- **PROVIDED RECORDS**:

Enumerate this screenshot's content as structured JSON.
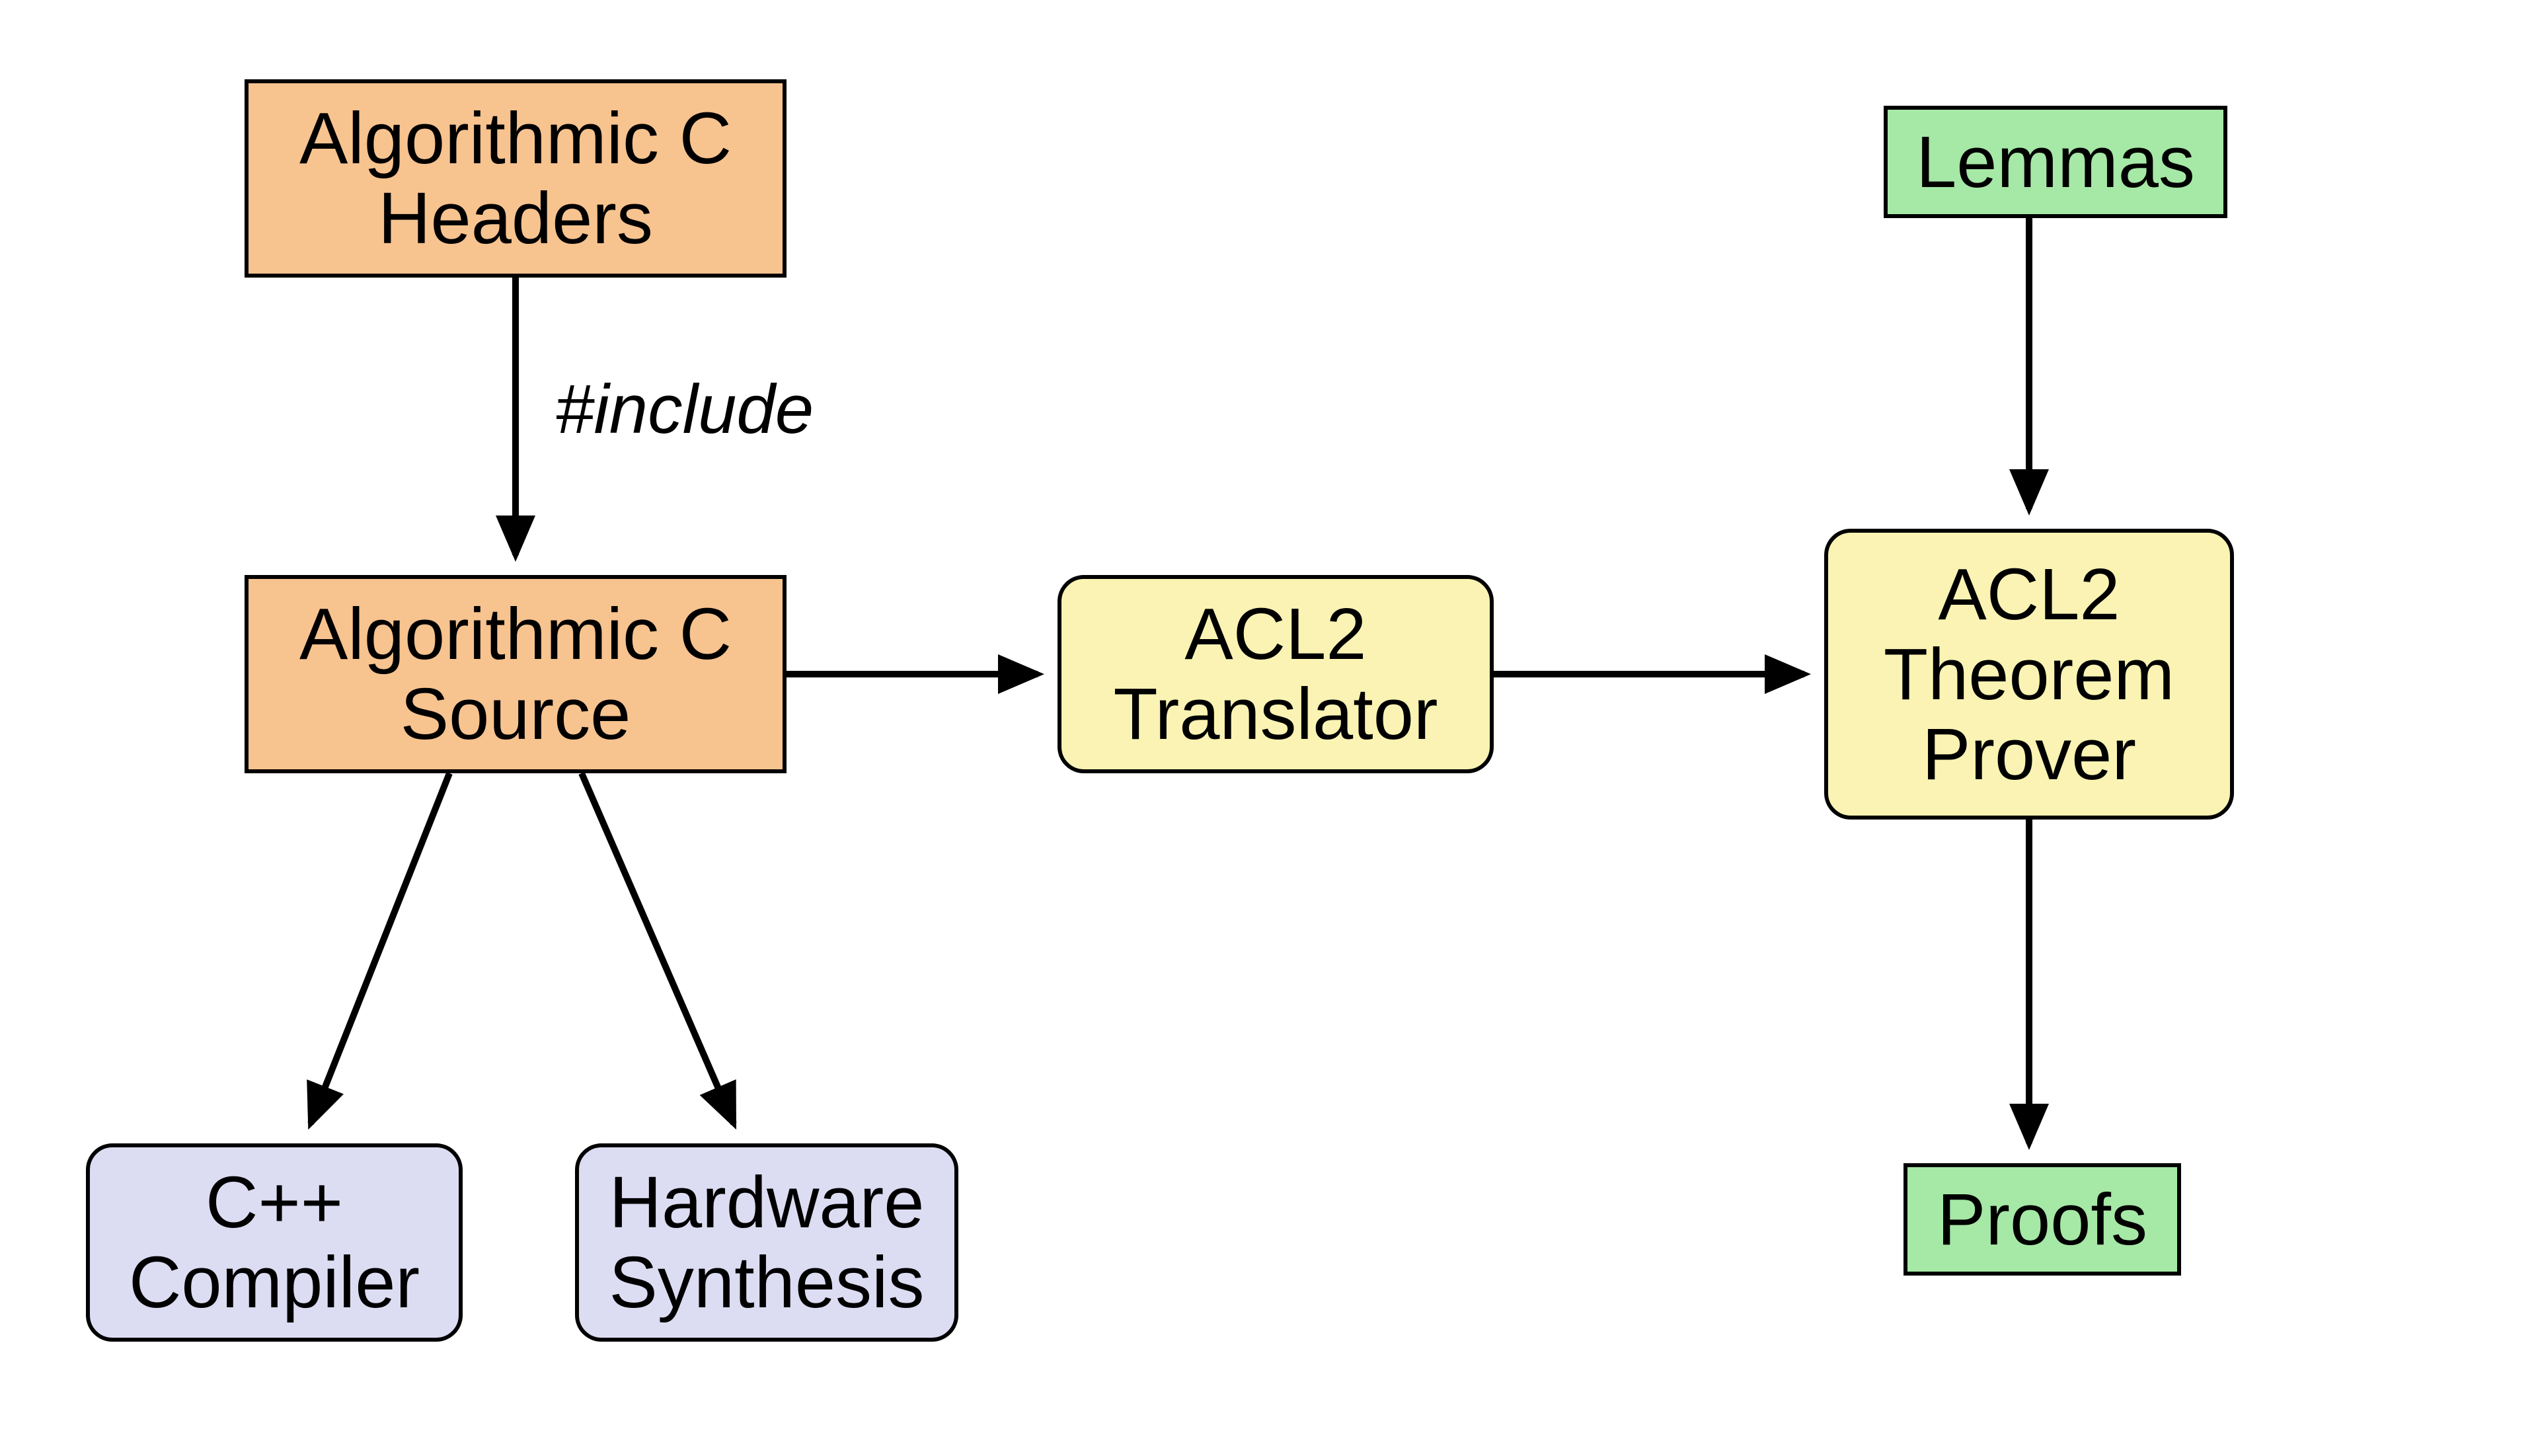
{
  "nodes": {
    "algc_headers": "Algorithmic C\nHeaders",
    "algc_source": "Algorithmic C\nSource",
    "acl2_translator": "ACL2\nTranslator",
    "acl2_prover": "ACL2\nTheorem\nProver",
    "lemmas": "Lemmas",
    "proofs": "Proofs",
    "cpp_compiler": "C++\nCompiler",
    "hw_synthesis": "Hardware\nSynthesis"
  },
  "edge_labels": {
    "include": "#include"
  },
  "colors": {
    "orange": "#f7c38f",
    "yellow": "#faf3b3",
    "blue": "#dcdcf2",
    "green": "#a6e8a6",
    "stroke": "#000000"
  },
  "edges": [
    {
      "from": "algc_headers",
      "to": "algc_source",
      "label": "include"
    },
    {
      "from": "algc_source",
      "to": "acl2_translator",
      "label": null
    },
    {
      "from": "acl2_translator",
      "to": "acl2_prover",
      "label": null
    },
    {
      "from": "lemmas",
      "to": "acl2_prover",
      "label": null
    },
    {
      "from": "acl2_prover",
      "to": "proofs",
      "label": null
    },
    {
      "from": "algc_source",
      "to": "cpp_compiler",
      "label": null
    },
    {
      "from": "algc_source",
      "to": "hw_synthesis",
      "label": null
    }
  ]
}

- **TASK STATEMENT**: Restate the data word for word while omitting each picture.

- **SOLUTION**:
Enumerate this screenshot's content as structured JSON.
{
  "nodes": {
    "algc_headers": "Algorithmic C\nHeaders",
    "algc_source": "Algorithmic C\nSource",
    "acl2_translator": "ACL2\nTranslator",
    "acl2_prover": "ACL2\nTheorem\nProver",
    "lemmas": "Lemmas",
    "proofs": "Proofs",
    "cpp_compiler": "C++\nCompiler",
    "hw_synthesis": "Hardware\nSynthesis"
  },
  "edge_labels": {
    "include": "#include"
  },
  "colors": {
    "orange": "#f7c38f",
    "yellow": "#faf3b3",
    "blue": "#dcdcf2",
    "green": "#a6e8a6",
    "stroke": "#000000"
  },
  "edges": [
    {
      "from": "algc_headers",
      "to": "algc_source",
      "label": "include"
    },
    {
      "from": "algc_source",
      "to": "acl2_translator",
      "label": null
    },
    {
      "from": "acl2_translator",
      "to": "acl2_prover",
      "label": null
    },
    {
      "from": "lemmas",
      "to": "acl2_prover",
      "label": null
    },
    {
      "from": "acl2_prover",
      "to": "proofs",
      "label": null
    },
    {
      "from": "algc_source",
      "to": "cpp_compiler",
      "label": null
    },
    {
      "from": "algc_source",
      "to": "hw_synthesis",
      "label": null
    }
  ]
}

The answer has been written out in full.